### WORK ITEM
With the images removed, write out each record exactly as given.

——

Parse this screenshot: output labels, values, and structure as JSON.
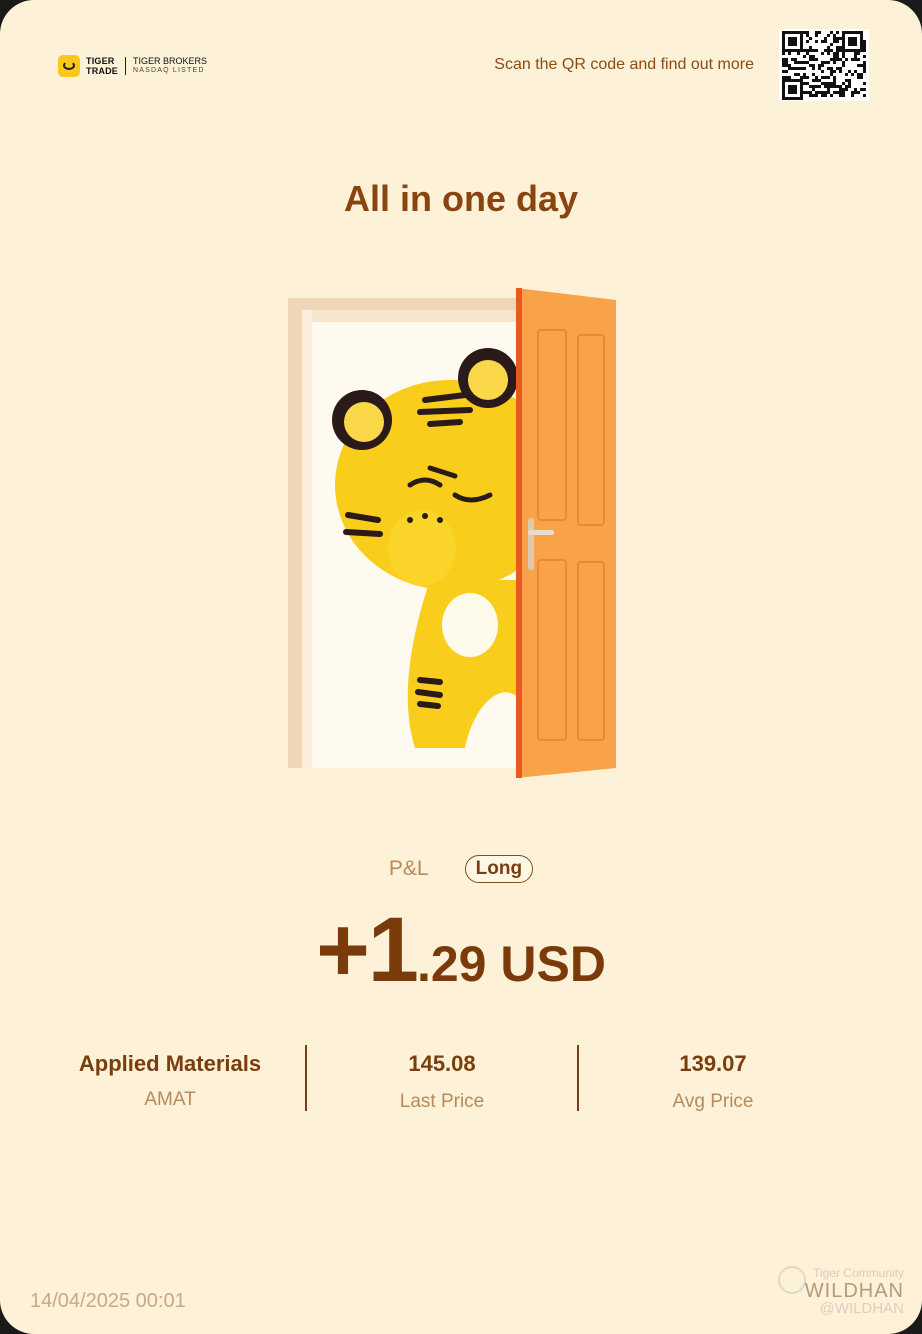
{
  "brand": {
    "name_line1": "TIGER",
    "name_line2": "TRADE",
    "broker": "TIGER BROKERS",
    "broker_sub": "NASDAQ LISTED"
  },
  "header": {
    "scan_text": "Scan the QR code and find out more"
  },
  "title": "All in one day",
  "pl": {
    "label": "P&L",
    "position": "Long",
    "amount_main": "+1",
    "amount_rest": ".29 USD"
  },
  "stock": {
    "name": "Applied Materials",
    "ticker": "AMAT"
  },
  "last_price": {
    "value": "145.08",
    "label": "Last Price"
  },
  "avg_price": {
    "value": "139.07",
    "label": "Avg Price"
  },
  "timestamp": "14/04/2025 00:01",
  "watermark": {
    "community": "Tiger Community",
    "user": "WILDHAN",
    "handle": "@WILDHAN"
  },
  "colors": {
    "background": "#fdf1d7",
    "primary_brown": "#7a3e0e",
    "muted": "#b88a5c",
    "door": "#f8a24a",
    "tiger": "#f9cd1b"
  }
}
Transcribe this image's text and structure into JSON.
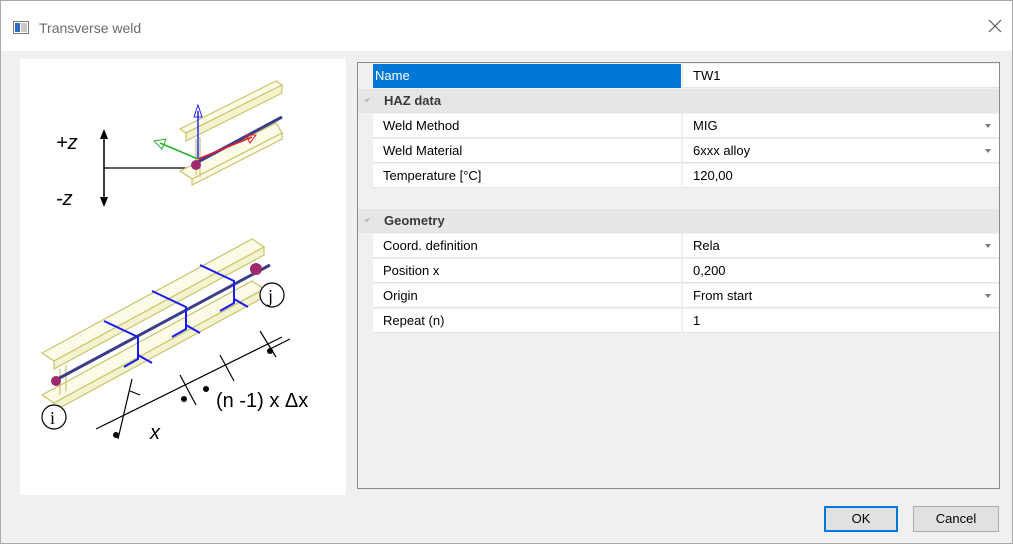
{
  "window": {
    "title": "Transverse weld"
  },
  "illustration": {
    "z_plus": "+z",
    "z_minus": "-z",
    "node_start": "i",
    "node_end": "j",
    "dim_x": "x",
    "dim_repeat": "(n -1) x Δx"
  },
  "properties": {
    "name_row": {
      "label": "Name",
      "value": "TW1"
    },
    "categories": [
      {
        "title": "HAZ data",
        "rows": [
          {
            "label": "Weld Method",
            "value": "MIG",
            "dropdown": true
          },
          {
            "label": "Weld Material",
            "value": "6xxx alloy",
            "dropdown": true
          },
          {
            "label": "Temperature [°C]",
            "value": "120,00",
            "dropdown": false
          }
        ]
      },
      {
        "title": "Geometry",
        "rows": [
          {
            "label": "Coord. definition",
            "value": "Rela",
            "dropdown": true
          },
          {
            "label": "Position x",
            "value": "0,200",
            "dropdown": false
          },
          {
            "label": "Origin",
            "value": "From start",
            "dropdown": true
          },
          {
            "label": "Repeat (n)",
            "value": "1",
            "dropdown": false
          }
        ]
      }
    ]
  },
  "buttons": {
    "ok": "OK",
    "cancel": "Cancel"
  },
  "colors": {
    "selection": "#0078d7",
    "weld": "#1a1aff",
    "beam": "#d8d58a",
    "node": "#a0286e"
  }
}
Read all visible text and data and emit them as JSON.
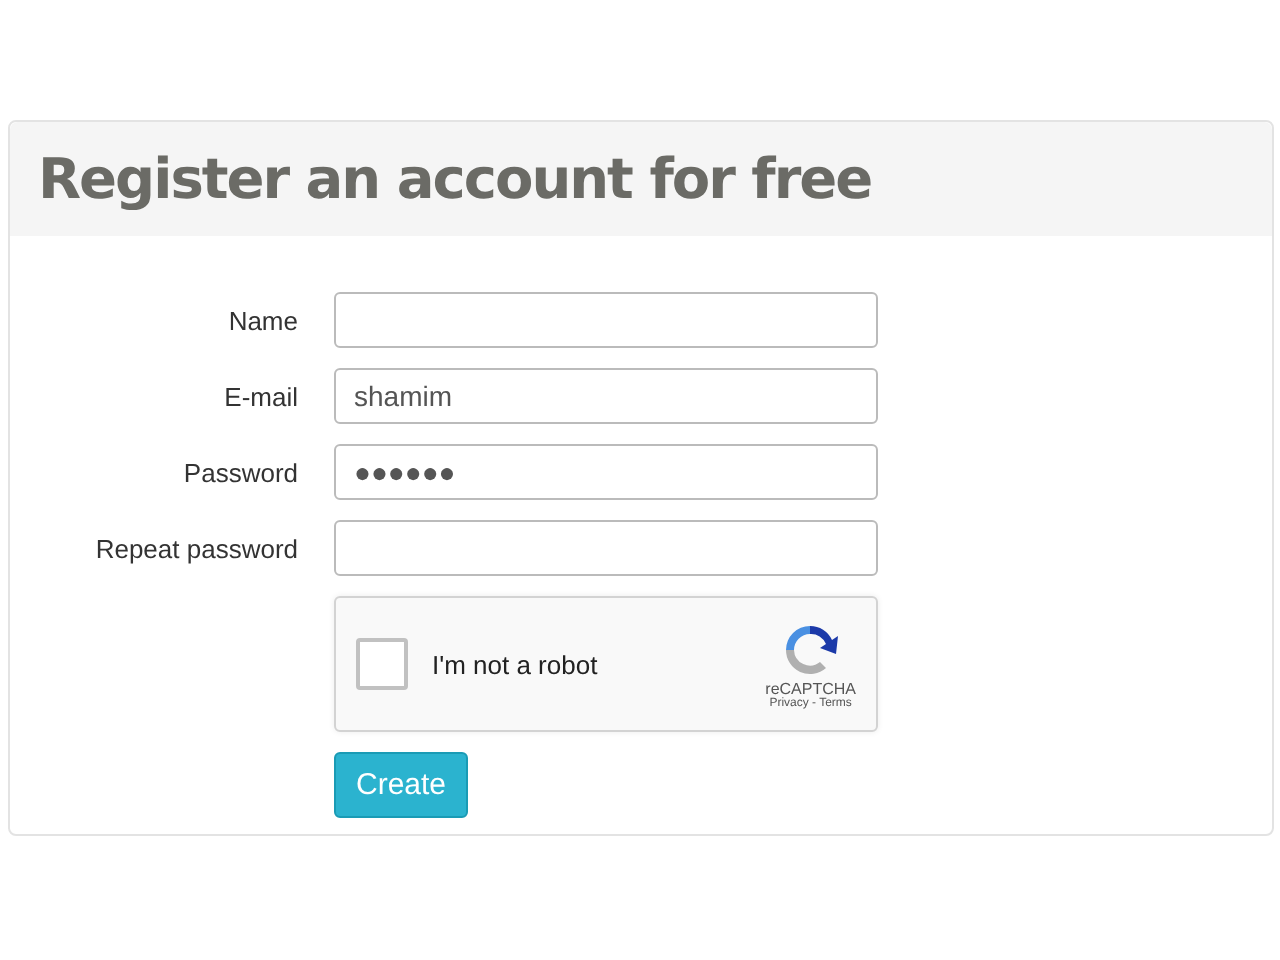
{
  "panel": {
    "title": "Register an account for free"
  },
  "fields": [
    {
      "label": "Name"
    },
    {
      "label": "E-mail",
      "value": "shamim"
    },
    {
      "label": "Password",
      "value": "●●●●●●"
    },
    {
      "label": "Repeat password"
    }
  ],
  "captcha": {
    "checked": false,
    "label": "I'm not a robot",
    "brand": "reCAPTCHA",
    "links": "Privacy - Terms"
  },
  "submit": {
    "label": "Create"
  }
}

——

### EXERCISE RESULT
Parse this screenshot: output labels, values, and structure as JSON.
{
  "brand": {
    "name_line1": "TIGER",
    "name_line2": "TRADE",
    "broker": "TIGER BROKERS",
    "broker_sub": "NASDAQ LISTED"
  },
  "header": {
    "scan_text": "Scan the QR code and find out more"
  },
  "title": "All in one day",
  "pl": {
    "label": "P&L",
    "position": "Long",
    "amount_main": "+1",
    "amount_rest": ".29 USD"
  },
  "stock": {
    "name": "Applied Materials",
    "ticker": "AMAT"
  },
  "last_price": {
    "value": "145.08",
    "label": "Last Price"
  },
  "avg_price": {
    "value": "139.07",
    "label": "Avg Price"
  },
  "timestamp": "14/04/2025 00:01",
  "watermark": {
    "community": "Tiger Community",
    "user": "WILDHAN",
    "handle": "@WILDHAN"
  },
  "colors": {
    "background": "#fdf1d7",
    "primary_brown": "#7a3e0e",
    "muted": "#b88a5c",
    "door": "#f8a24a",
    "tiger": "#f9cd1b"
  }
}
Transcribe this image's text and structure into JSON.
{
  "window": {
    "title": "Transverse weld"
  },
  "illustration": {
    "z_plus": "+z",
    "z_minus": "-z",
    "node_start": "i",
    "node_end": "j",
    "dim_x": "x",
    "dim_repeat": "(n -1) x Δx"
  },
  "properties": {
    "name_row": {
      "label": "Name",
      "value": "TW1"
    },
    "categories": [
      {
        "title": "HAZ data",
        "rows": [
          {
            "label": "Weld Method",
            "value": "MIG",
            "dropdown": true
          },
          {
            "label": "Weld Material",
            "value": "6xxx alloy",
            "dropdown": true
          },
          {
            "label": "Temperature [°C]",
            "value": "120,00",
            "dropdown": false
          }
        ]
      },
      {
        "title": "Geometry",
        "rows": [
          {
            "label": "Coord. definition",
            "value": "Rela",
            "dropdown": true
          },
          {
            "label": "Position x",
            "value": "0,200",
            "dropdown": false
          },
          {
            "label": "Origin",
            "value": "From start",
            "dropdown": true
          },
          {
            "label": "Repeat (n)",
            "value": "1",
            "dropdown": false
          }
        ]
      }
    ]
  },
  "buttons": {
    "ok": "OK",
    "cancel": "Cancel"
  },
  "colors": {
    "selection": "#0078d7",
    "weld": "#1a1aff",
    "beam": "#d8d58a",
    "node": "#a0286e"
  }
}
Read all visible text and data and emit them as JSON.
{
  "panel": {
    "title": "Register an account for free"
  },
  "fields": [
    {
      "label": "Name"
    },
    {
      "label": "E-mail",
      "value": "shamim"
    },
    {
      "label": "Password",
      "value": "●●●●●●"
    },
    {
      "label": "Repeat password"
    }
  ],
  "captcha": {
    "checked": false,
    "label": "I'm not a robot",
    "brand": "reCAPTCHA",
    "links": "Privacy - Terms"
  },
  "submit": {
    "label": "Create"
  }
}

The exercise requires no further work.